§ **Instructions to follow**: Your response should consist of the entries below, reproduced exactly and without their images.

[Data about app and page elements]
☆ ☆ ☆ ☆
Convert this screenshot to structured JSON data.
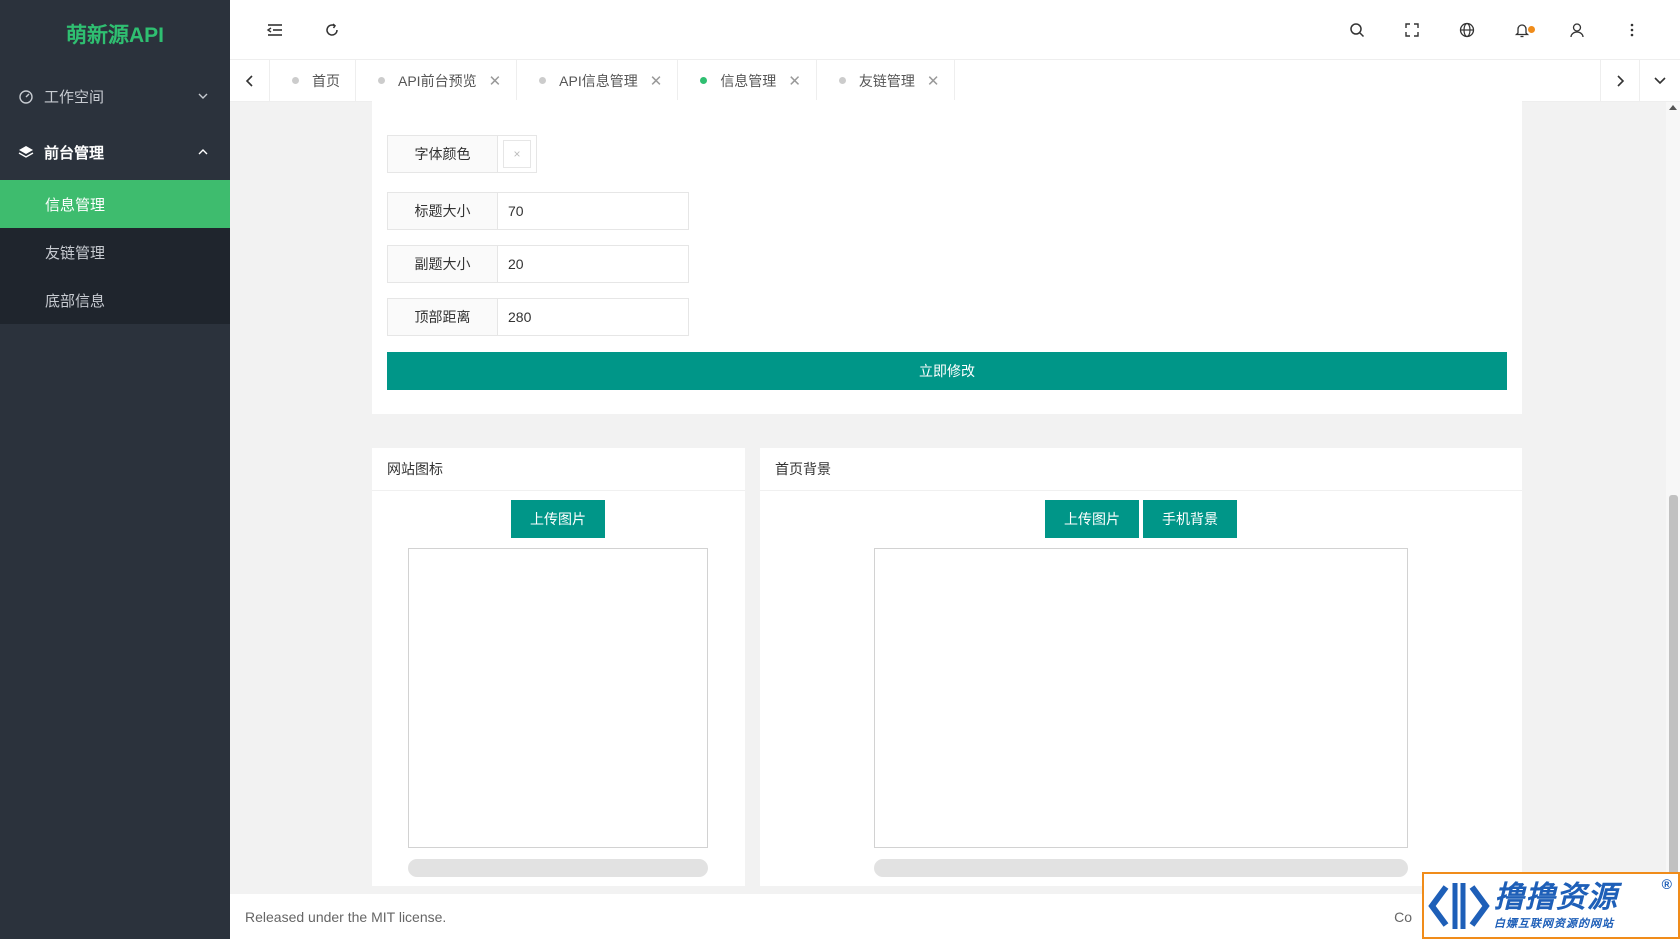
{
  "app": {
    "logo": "萌新源API"
  },
  "sidebar": {
    "groups": [
      {
        "label": "工作空间",
        "icon": "dashboard-icon",
        "expanded": false
      },
      {
        "label": "前台管理",
        "icon": "layers-icon",
        "expanded": true
      }
    ],
    "items": [
      {
        "label": "信息管理",
        "active": true
      },
      {
        "label": "友链管理",
        "active": false
      },
      {
        "label": "底部信息",
        "active": false
      }
    ]
  },
  "header": {
    "icons": [
      "menu-fold-icon",
      "refresh-icon",
      "search-icon",
      "fullscreen-icon",
      "globe-icon",
      "bell-icon",
      "user-icon",
      "more-vertical-icon"
    ]
  },
  "tabs": [
    {
      "label": "首页",
      "closable": false,
      "active": false
    },
    {
      "label": "API前台预览",
      "closable": true,
      "active": false
    },
    {
      "label": "API信息管理",
      "closable": true,
      "active": false
    },
    {
      "label": "信息管理",
      "closable": true,
      "active": true
    },
    {
      "label": "友链管理",
      "closable": true,
      "active": false
    }
  ],
  "form": {
    "font_color_label": "字体颜色",
    "font_color_clear": "×",
    "title_size_label": "标题大小",
    "title_size_value": "70",
    "subtitle_size_label": "副题大小",
    "subtitle_size_value": "20",
    "top_margin_label": "顶部距离",
    "top_margin_value": "280",
    "submit_label": "立即修改"
  },
  "site_icon": {
    "title": "网站图标",
    "upload_label": "上传图片"
  },
  "home_bg": {
    "title": "首页背景",
    "upload_label": "上传图片",
    "mobile_label": "手机背景"
  },
  "footer": {
    "license": "Released under the MIT license.",
    "right_text": "Co"
  },
  "watermark": {
    "title": "撸撸资源",
    "subtitle": "白嫖互联网资源的网站",
    "reg": "®"
  },
  "colors": {
    "sidebar_bg": "#2b323c",
    "accent_green": "#3ebc6e",
    "teal_button": "#009688",
    "notify_dot": "#f08c1a"
  }
}
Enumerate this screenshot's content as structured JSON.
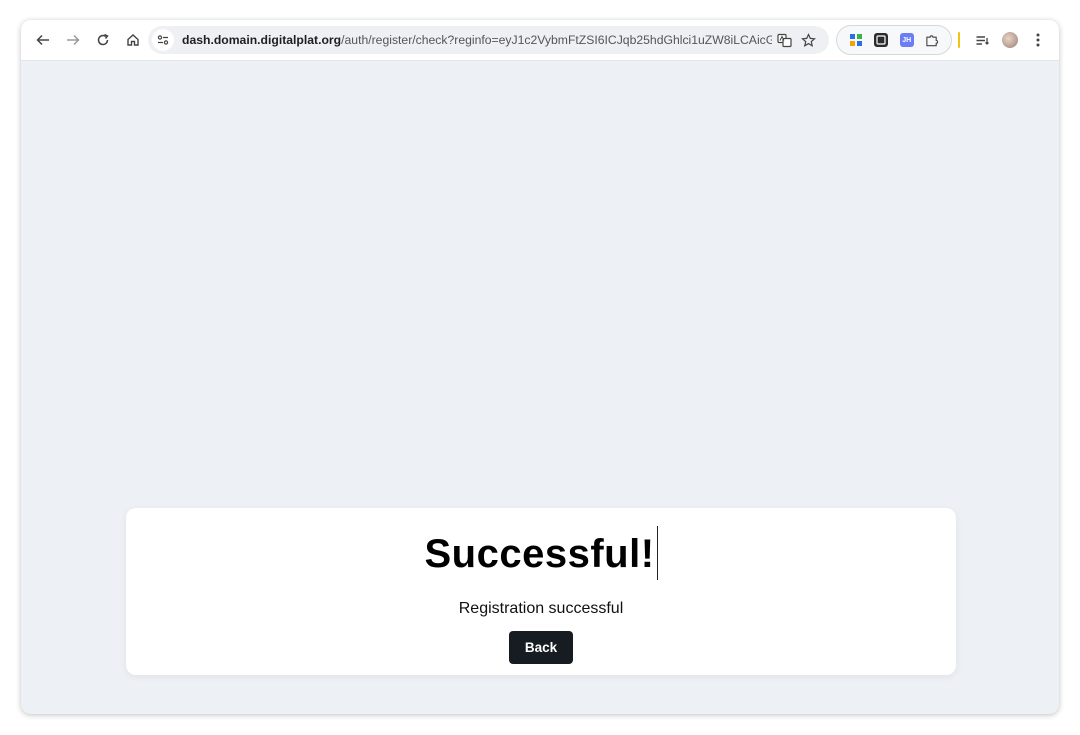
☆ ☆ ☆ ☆
§ **Result of the task**:
Convert this screenshot to structured JSON data.
{
  "app": {
    "logo": "萌新源API"
  },
  "sidebar": {
    "groups": [
      {
        "label": "工作空间",
        "icon": "dashboard-icon",
        "expanded": false
      },
      {
        "label": "前台管理",
        "icon": "layers-icon",
        "expanded": true
      }
    ],
    "items": [
      {
        "label": "信息管理",
        "active": true
      },
      {
        "label": "友链管理",
        "active": false
      },
      {
        "label": "底部信息",
        "active": false
      }
    ]
  },
  "header": {
    "icons": [
      "menu-fold-icon",
      "refresh-icon",
      "search-icon",
      "fullscreen-icon",
      "globe-icon",
      "bell-icon",
      "user-icon",
      "more-vertical-icon"
    ]
  },
  "tabs": [
    {
      "label": "首页",
      "closable": false,
      "active": false
    },
    {
      "label": "API前台预览",
      "closable": true,
      "active": false
    },
    {
      "label": "API信息管理",
      "closable": true,
      "active": false
    },
    {
      "label": "信息管理",
      "closable": true,
      "active": true
    },
    {
      "label": "友链管理",
      "closable": true,
      "active": false
    }
  ],
  "form": {
    "font_color_label": "字体颜色",
    "font_color_clear": "×",
    "title_size_label": "标题大小",
    "title_size_value": "70",
    "subtitle_size_label": "副题大小",
    "subtitle_size_value": "20",
    "top_margin_label": "顶部距离",
    "top_margin_value": "280",
    "submit_label": "立即修改"
  },
  "site_icon": {
    "title": "网站图标",
    "upload_label": "上传图片"
  },
  "home_bg": {
    "title": "首页背景",
    "upload_label": "上传图片",
    "mobile_label": "手机背景"
  },
  "footer": {
    "license": "Released under the MIT license.",
    "right_text": "Co"
  },
  "watermark": {
    "title": "撸撸资源",
    "subtitle": "白嫖互联网资源的网站",
    "reg": "®"
  },
  "colors": {
    "sidebar_bg": "#2b323c",
    "accent_green": "#3ebc6e",
    "teal_button": "#009688",
    "notify_dot": "#f08c1a"
  }
}
Enumerate this screenshot's content as structured JSON.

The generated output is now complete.